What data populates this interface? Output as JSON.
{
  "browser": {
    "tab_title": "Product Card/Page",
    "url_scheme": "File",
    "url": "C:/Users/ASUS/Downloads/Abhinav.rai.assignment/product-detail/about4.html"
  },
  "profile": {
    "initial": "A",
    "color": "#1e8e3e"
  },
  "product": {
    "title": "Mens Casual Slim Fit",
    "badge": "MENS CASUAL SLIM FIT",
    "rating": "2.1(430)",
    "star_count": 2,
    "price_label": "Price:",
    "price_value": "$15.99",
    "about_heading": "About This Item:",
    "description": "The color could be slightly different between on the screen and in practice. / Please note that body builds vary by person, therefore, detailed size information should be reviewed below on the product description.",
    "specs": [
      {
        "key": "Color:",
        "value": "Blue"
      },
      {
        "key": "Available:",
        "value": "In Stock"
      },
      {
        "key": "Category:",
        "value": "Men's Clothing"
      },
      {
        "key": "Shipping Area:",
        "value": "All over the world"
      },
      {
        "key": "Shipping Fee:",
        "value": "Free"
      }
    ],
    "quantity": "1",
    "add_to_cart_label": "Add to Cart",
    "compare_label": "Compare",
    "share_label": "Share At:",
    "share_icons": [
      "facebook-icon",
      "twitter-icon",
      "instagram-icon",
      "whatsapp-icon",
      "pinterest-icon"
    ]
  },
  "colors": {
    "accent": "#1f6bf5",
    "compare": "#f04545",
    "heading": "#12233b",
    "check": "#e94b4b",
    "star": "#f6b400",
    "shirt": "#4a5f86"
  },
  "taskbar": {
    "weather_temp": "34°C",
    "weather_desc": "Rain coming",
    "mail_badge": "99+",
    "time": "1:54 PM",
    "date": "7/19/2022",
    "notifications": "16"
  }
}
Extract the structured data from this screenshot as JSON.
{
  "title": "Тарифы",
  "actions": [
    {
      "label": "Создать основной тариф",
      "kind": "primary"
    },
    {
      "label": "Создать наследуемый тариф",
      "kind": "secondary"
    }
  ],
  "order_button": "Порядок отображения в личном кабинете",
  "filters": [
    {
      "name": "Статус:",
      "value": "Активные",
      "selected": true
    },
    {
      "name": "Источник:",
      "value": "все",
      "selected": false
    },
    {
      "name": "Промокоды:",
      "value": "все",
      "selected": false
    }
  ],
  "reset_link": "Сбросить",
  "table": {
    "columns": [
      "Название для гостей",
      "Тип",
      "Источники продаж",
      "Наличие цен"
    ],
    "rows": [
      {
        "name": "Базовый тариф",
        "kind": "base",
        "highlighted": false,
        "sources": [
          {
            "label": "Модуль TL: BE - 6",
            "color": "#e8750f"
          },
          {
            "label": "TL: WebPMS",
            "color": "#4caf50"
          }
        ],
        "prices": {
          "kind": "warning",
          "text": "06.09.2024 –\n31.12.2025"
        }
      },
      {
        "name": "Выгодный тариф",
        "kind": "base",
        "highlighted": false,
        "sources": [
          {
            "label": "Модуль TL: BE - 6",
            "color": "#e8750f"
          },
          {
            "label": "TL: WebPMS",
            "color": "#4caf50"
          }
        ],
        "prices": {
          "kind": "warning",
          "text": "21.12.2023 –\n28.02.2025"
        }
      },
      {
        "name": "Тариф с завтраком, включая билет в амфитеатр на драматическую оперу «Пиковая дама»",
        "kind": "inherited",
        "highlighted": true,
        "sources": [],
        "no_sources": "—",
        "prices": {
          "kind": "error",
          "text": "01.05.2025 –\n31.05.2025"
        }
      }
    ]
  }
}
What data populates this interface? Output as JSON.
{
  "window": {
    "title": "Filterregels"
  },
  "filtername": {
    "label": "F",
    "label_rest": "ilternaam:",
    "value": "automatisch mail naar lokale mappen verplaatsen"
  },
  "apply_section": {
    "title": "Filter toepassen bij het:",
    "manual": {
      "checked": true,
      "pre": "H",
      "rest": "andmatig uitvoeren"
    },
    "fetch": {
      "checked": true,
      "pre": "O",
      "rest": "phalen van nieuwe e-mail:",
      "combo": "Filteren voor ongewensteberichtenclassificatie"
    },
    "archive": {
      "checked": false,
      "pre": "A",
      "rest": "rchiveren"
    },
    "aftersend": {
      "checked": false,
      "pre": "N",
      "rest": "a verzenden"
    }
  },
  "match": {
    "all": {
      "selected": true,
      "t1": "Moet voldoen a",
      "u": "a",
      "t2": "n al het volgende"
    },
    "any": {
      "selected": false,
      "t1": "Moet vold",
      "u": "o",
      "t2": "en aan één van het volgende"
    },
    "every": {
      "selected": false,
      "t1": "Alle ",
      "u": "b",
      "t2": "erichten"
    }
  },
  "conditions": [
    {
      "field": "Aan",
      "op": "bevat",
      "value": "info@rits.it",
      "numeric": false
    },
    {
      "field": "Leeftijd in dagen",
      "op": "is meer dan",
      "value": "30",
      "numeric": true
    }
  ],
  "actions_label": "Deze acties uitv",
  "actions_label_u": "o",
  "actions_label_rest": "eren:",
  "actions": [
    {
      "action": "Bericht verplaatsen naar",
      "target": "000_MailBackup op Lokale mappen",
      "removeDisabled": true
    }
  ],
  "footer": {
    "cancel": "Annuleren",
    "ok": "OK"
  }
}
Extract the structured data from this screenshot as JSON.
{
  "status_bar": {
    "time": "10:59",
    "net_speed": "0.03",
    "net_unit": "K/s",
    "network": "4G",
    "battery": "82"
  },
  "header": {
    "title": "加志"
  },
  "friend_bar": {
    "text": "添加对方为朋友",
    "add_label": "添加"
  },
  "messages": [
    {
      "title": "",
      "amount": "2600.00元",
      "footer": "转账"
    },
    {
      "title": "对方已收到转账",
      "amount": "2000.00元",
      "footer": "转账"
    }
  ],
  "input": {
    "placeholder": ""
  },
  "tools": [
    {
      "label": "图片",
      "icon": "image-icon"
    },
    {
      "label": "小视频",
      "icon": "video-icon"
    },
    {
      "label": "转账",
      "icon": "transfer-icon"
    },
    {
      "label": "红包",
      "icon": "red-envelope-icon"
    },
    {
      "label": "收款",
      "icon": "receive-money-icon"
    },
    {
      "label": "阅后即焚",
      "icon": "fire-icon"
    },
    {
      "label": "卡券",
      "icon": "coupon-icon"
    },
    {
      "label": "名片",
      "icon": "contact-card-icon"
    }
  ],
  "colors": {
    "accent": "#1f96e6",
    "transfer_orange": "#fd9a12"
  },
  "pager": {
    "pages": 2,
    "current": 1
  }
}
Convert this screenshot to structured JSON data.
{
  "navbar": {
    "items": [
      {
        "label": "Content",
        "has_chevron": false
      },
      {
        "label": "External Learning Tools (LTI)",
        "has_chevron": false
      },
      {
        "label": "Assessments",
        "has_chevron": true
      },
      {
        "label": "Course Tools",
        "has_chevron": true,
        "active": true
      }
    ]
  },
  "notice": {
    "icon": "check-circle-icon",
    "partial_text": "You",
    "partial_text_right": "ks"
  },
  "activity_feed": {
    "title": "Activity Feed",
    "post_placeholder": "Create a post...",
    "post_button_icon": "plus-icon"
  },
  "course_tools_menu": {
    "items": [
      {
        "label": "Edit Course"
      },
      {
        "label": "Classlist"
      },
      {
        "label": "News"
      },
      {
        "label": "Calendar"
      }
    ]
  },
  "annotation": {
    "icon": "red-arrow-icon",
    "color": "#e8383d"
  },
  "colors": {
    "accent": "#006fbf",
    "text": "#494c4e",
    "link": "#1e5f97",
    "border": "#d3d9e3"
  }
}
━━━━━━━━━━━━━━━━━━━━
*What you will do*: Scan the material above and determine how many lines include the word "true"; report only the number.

*Solution for this problem*: 10